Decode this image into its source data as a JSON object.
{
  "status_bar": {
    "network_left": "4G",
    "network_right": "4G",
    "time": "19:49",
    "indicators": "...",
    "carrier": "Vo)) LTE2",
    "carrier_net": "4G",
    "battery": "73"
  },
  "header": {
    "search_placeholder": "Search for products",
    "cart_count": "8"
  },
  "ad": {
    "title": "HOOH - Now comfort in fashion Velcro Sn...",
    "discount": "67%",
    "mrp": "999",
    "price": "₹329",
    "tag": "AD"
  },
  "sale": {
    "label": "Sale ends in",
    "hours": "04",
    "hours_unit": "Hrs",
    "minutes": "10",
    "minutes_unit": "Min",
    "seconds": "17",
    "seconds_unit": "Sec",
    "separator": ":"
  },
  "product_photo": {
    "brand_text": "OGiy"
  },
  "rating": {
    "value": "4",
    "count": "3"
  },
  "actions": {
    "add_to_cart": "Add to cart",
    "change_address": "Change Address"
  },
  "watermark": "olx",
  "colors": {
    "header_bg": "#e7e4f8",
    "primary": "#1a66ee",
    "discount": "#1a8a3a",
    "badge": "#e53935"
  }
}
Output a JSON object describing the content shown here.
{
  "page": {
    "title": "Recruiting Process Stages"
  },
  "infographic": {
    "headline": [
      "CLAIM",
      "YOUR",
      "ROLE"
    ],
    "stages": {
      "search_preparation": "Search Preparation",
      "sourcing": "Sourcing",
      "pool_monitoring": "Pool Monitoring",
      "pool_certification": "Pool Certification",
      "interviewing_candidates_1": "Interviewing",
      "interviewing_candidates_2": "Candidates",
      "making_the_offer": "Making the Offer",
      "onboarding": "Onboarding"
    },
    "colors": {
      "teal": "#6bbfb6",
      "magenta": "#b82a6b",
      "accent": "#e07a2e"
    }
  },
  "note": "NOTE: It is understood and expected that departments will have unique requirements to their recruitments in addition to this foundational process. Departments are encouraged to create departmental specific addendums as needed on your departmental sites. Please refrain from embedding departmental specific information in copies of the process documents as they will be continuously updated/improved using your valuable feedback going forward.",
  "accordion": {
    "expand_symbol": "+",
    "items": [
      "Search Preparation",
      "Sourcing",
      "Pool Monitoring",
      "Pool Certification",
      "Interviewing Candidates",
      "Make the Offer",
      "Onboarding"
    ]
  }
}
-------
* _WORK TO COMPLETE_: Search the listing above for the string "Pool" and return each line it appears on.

* _FINISHED TASK_:
      "pool_monitoring": "Pool Monitoring",
      "pool_certification": "Pool Certification",
      "Pool Monitoring",
      "Pool Certification",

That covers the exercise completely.